It is very difficult to remain consistently thankful and hold a grudge. A pattern of gratitude and positive thinking in a person's life requires a continual letting go of offenses. Each day carries with it a plethora of opportunities to be offended. Some are minor while others are more significant. Regardless of the magnitude of offense we immediately have the choice to hold on to it or to let it go. When we hold on to it we become anxious, our blood pressure rises and our spirits tend to plummet while our thanksgiving goes out the window. The longer we muse on the hurt or wrong, the more turbulent our lives become and the greater the chance for bitterness and cynicism to get a foothold in our hearts. Letting go of the offense robs negativity of its hold on us. There is almost always an initial processing of the crisis but the sooner we make the choice to dismiss our need to be justified, the sooner our peace returns and we are better for it. There is another word for this; it's called forgiveness.

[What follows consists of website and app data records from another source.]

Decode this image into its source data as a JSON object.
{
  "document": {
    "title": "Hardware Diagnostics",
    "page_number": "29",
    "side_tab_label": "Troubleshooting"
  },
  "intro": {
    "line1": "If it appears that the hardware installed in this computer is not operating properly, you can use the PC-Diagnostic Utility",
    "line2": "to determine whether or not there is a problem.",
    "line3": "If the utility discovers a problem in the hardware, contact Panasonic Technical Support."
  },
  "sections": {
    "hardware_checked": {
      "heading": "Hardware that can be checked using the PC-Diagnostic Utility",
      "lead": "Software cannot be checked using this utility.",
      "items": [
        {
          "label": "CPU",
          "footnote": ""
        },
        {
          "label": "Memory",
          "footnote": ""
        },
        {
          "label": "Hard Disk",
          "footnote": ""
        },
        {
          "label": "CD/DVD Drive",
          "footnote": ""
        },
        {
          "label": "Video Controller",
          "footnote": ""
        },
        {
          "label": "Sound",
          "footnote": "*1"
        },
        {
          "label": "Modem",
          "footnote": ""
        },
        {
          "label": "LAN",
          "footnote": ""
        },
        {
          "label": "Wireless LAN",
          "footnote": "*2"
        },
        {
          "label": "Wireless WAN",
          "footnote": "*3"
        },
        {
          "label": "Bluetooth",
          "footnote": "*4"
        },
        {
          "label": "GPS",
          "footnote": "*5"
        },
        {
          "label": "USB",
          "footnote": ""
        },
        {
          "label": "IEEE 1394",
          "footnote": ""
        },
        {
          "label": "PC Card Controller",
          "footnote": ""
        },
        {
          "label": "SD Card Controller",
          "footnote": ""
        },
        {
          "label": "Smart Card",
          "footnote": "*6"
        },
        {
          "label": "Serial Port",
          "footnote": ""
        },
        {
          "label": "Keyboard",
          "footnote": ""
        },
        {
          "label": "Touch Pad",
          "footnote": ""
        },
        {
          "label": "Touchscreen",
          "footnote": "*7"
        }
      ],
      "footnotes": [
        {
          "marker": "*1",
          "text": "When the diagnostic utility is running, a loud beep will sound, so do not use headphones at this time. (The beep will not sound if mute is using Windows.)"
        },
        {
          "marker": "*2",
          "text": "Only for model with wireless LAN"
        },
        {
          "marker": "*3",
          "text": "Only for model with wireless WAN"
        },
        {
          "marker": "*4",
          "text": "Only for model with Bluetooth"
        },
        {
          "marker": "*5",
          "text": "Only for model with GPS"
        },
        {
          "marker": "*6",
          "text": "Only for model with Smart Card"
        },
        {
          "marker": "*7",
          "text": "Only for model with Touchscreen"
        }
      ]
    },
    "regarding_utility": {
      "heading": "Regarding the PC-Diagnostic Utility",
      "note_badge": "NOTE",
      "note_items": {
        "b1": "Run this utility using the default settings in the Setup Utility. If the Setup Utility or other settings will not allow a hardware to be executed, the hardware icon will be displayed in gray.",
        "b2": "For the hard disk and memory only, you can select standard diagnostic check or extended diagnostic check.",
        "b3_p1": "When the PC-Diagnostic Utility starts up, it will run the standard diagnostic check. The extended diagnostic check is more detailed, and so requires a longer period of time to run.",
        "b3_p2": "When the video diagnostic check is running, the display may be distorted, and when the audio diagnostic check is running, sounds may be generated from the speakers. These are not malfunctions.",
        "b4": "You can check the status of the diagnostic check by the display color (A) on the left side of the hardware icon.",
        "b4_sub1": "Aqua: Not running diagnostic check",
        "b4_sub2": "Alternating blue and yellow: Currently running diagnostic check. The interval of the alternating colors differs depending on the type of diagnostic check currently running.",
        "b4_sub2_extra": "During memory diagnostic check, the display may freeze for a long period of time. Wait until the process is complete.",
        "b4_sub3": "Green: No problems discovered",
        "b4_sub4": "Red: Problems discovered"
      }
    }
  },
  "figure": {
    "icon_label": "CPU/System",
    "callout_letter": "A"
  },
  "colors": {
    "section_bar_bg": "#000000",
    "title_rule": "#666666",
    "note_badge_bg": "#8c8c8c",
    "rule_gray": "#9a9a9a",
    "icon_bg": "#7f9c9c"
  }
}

This is often a very difficult thing to do. and it is almost never something that we initially find pleasant. Forgiving does not mean I condone what was done to me; its simply means I'm choosing to relinquish my need for retribution. We do this not because the person who wrongs us deserves it, but because failing to forgive does nothing but steal our joy and peace of mind. Craig Scott, the brother of Rachel Scott who was murdered in the Columbine shootings, was interviewed several years after the event. He told the reporter that he was miserable and could not seem to rise above his grief until he learned to forgive his sister's killers. "When I did," he said, "I found that forgiveness is like setting a prisoner free then realizing that you were the prisoner." What a wonderful description. To fail to forgive is to continue to be hurt by the offense; and that is no one's doing but our own. When this happens we may find that the biggest enemy of our thankfulness is us.